FIFA 21 won't have VAR or fan-free stadiums, EA has confirmed.
Despite being two of the most controversial aspects of the 2019-2020 season, EA's next football sim isn't looking to replicate them in-game. VAR, short for ‘video assistant referee’, has been met with mostly negative feedback from fans of the Premier League following a series of marginal offside calls being overturned, and its use in England is likely to be reviewed this summer. Fan-free stadiums are a result of the coronavirus pandemic, and expected to be the norm next season in most major football leagues.
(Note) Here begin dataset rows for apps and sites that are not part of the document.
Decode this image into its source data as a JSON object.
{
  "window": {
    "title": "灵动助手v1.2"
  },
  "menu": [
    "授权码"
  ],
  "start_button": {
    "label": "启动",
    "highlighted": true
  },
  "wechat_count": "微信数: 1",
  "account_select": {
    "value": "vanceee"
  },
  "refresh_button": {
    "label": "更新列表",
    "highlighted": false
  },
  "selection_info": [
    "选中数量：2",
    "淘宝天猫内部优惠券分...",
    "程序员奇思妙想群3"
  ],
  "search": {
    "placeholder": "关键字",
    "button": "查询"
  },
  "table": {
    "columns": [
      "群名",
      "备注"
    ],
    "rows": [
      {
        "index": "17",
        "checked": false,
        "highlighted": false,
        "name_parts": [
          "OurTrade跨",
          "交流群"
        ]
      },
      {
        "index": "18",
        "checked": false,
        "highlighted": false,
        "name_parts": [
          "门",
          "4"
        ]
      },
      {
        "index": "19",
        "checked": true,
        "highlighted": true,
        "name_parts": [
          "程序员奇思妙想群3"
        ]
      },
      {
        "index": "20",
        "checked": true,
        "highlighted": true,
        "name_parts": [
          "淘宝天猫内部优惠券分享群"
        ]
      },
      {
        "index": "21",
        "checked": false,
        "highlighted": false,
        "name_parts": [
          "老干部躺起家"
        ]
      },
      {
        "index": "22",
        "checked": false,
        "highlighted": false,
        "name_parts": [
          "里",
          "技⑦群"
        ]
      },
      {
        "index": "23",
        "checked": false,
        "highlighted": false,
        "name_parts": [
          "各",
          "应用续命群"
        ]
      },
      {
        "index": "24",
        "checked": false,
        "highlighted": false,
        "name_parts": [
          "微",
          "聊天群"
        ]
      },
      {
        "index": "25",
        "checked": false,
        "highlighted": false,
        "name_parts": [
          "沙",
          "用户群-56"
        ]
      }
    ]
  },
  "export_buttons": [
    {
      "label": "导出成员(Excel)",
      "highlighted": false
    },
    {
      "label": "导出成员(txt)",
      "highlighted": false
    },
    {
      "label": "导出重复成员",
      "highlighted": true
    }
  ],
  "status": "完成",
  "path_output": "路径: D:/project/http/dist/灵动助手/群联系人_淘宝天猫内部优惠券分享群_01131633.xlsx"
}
“Every year we set out to make the most authentic football experience possible,” says line producer Ionel Stanescu. “But we want to make sure that we express football in its best, and purest, form. For us that means crowds in the stadium, because that’s what the sport is all about. To that end you will still get the full-on broadcast experience of a regular football match. Full-on crowds, authentic atmosphere and so on.”
“Regarding VAR, it’s a very good question, but the answer is no,” says lead gameplay producer Sam Rivera. “In a videogame, what it would be adding to the experience isn’t very important at this time – the system knows if a challenge is a foul or not, so we decided to focus on areas which we consider higher priority. That doesn’t mean it won’t arrive in the future, but there are no plans to include it in FIFA 21.”
The upside to this news is that instead of development resources being diverted to new off-field details, EA says it has focussed on three specific gameplay pillars: creativity, fluidity, and responsiveness. We’ve had a brief playtest in exhibition mode, and signs are promising – read more in our comprehensive rundown of FIFA 21 features.
Feeding into those pillars is community feedback, and EA says it’s made specific changes based on what it’s learned from users over the last 12 months. For instance, certain celebrations have been removed to reduce toxicity in the game’s online environment. “We’ve removed the ‘shhh’ and another one that is called the ‘ay-okay’,” says Rivera. “And we’ve changed the flow. After a goal the time to celebrate is reduced, there’s just one replay, and no more ‘walkback’ to the centre spot like in FIFA 20.”
Also included as a direct result of fan feedback is the option to super cancel almost any animation – dribble, pass, shot – by (on PS4) hitting L2 and R2 at the same time. Along similar lines, assisted headers make crossing more effective than last year, and defensive blocks are less random, with players adjusting their bodies as the ball travels towards them in the hope of getting a shoulder or hip or outstretched toe in the way of a pass or shot at goal.
FIFA 21 is released on PS4, Xbox One, Nintendo Switch and PC on 9 October, and PS5 and Xbox Series X to tie in with the Christmas release of those consoles.